It’s not an aging brand—it’s a vibrant brand. It’s a brand that has a huge future. Our product has sold year in and year out for many, many different kinds of retailers. We love to design and create a great product that homemakers want. That’s really the basis of this whole dispute. Retailers want to own it themselves. Unfortunately, they don’t own it.
You said the Junior League of Greenwich canceled your speaking engagement after you signed with Kmart in 1997.
In those days, they didn’t shop at Kmart and Walmart and Target. Those were the early days of mass marketing. I defy you to show me a family that doesn’t shop at one of those stores now. I went to Target last night, and it was packed with my friends. It’s now a really respectable place. You find Vera Wang at Kohl’s, for heaven’s sake. Everybody wants to be in mass because that’s where the majority of Americans shop.

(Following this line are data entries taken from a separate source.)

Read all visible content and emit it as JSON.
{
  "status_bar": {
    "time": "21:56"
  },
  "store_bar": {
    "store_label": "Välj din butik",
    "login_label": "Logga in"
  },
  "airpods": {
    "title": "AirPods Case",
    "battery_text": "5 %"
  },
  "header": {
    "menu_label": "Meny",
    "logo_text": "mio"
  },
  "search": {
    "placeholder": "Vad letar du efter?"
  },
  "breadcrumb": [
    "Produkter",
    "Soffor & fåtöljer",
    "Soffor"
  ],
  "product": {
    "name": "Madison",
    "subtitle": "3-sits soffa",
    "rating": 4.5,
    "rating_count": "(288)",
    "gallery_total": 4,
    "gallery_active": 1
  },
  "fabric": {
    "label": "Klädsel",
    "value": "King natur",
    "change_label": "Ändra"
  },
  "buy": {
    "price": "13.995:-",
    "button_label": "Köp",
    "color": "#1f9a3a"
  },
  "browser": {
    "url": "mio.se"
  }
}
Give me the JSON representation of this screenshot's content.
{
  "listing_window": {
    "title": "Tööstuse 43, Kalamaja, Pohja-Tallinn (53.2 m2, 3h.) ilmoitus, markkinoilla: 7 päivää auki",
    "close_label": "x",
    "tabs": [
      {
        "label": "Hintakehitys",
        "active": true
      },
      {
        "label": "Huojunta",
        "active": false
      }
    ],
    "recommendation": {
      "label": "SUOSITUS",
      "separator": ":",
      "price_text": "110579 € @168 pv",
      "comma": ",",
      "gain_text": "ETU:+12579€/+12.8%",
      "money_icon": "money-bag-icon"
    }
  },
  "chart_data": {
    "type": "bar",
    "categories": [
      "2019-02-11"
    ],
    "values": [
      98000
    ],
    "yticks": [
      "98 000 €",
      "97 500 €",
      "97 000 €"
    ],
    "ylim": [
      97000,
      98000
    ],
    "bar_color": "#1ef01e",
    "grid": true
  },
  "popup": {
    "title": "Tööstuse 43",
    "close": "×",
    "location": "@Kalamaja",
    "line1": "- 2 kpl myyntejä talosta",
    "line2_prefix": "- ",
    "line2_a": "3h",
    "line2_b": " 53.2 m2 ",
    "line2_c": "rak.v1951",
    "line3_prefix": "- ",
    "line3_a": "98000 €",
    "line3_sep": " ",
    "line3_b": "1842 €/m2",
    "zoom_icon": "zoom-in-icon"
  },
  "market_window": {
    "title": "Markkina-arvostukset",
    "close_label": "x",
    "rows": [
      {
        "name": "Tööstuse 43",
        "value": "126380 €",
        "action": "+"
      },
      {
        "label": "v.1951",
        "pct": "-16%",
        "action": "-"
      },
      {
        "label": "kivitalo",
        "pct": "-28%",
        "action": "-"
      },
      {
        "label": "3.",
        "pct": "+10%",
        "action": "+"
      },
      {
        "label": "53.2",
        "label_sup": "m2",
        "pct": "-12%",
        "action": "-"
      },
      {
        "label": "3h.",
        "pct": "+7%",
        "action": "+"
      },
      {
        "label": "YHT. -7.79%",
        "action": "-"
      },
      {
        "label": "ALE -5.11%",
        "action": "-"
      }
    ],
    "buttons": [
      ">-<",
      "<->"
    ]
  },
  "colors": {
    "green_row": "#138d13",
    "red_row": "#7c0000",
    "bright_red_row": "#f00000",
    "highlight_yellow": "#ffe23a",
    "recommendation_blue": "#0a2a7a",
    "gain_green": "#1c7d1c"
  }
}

Do you think your partnership with Kmart helped open the door for these high/low collaborations?
Of course. It was the first of the big, powerful brand names to be hugely successful at mass.
Do you see any limit for where the Martha Stewart brand can go?

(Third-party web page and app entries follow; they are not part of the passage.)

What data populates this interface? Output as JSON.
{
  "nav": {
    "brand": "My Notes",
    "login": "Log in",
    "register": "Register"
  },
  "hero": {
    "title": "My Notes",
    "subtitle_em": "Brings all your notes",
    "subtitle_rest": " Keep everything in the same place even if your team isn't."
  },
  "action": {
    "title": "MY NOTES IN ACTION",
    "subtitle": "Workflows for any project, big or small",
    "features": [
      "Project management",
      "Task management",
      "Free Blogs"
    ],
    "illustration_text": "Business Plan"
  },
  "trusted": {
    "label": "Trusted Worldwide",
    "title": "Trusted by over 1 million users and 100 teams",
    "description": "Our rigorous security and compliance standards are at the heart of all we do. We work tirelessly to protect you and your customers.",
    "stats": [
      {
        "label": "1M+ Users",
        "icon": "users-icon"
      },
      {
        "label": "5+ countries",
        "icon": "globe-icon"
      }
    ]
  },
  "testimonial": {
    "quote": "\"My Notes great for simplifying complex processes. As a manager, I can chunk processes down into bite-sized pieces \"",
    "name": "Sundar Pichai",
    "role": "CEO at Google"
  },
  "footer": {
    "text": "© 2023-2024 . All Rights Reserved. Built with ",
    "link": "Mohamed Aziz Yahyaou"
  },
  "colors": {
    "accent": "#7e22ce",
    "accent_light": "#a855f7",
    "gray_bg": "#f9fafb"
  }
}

Well, there’s things that I don’t want to make. I don’t really want to make wheelchairs. Dean Kamen makes the best wheelchairs, and I don’t think I could ever invent anything as fabulous as his wheelchair that goes up and down stairs and things. But I am interested in everything that has to do with the home.
Martha’s Cooking School returns to PBS on April 4. What can we expect from Season 2?

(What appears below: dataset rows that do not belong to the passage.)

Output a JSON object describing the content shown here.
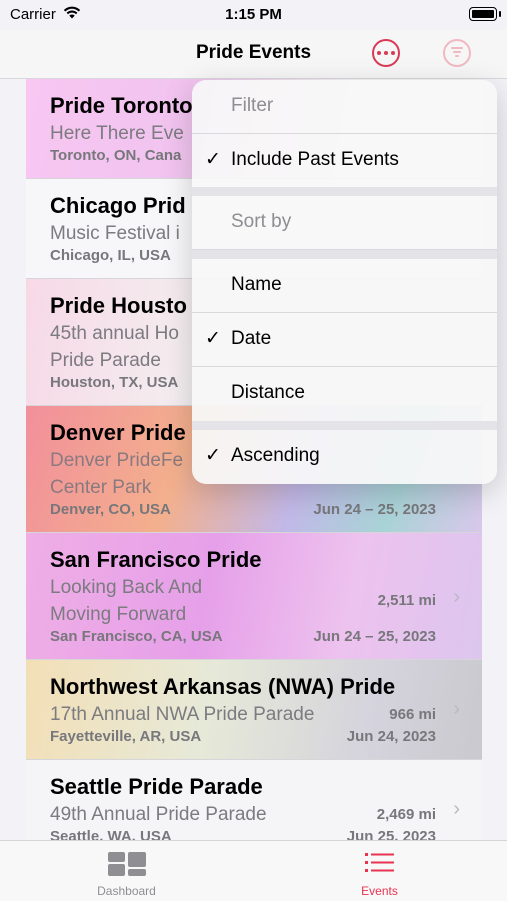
{
  "status_bar": {
    "carrier": "Carrier",
    "time": "1:15 PM"
  },
  "nav": {
    "title": "Pride Events",
    "more_icon": "ellipsis-circle-icon",
    "filter_icon": "filter-circle-icon"
  },
  "events": [
    {
      "name": "Pride Toronto",
      "subtitle": [
        "Here There Eve"
      ],
      "location": "Toronto, ON, Cana",
      "distance": "",
      "date": ""
    },
    {
      "name": "Chicago Prid",
      "subtitle": [
        "Music Festival i"
      ],
      "location": "Chicago, IL, USA",
      "distance": "",
      "date": ""
    },
    {
      "name": "Pride Housto",
      "subtitle": [
        "45th annual Ho",
        "Pride Parade"
      ],
      "location": "Houston, TX, USA",
      "distance": "",
      "date": ""
    },
    {
      "name": "Denver Pride",
      "subtitle": [
        "Denver PrideFe",
        "Center Park"
      ],
      "location": "Denver, CO, USA",
      "distance": "",
      "date": "Jun 24 – 25, 2023"
    },
    {
      "name": "San Francisco Pride",
      "subtitle": [
        "Looking Back And",
        "Moving Forward"
      ],
      "location": "San Francisco, CA, USA",
      "distance": "2,511 mi",
      "date": "Jun 24 – 25, 2023"
    },
    {
      "name": "Northwest Arkansas (NWA) Pride",
      "subtitle": [
        "17th Annual NWA Pride Parade"
      ],
      "location": "Fayetteville, AR, USA",
      "distance": "966 mi",
      "date": "Jun 24, 2023"
    },
    {
      "name": "Seattle Pride Parade",
      "subtitle": [
        "49th Annual Pride Parade"
      ],
      "location": "Seattle, WA, USA",
      "distance": "2,469 mi",
      "date": "Jun 25, 2023"
    }
  ],
  "menu": {
    "filter_header": "Filter",
    "include_past": "Include Past Events",
    "sort_header": "Sort by",
    "name": "Name",
    "date": "Date",
    "distance": "Distance",
    "ascending": "Ascending",
    "checkmark": "✓"
  },
  "tabs": [
    {
      "label": "Dashboard",
      "icon": "dashboard-icon",
      "selected": false
    },
    {
      "label": "Events",
      "icon": "list-icon",
      "selected": true
    }
  ],
  "colors": {
    "accent": "#e8334f",
    "inactive": "#8e8e93"
  }
}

There are still lots and lots more basics to explore. In the second half hour, it will be joined by Martha Bakes. That show was originally conceived for Hallmark, but nobody saw it because Hallmark has such a poor, small viewership. But it’s a wonderful show.
Where does TV currently fit in the Martha Stewart empire?
It’s still extremely important, and I find it to be a very good way to reach a lot of people. We’re working on a pilot right now with ABC called Party Masters. It’s a very fun show. We are also ramping up our video content on the Web. It’s important to be where the customer needs and wants you.
The New York Times said you had “emerged as a patron saint for entrepreneurial hipsters.” Did that surprise you?
It doesn’t surprise me at all. I’m mom to a vast audience. I was just in Colombia, and boy, did they respond. They have the show there, and they all recognized me. I was very well-known with the younger audience. It’s like that everywhere.
By embracing a younger audience, are you worried about alienating your older readers?
We’re very, very aware of that possibility, and we are certainly protecting the other demographics because they’re terribly important to us. They have the money, they have the wherewithal, they have the eyeballs and they are certainly still interested in having the good life.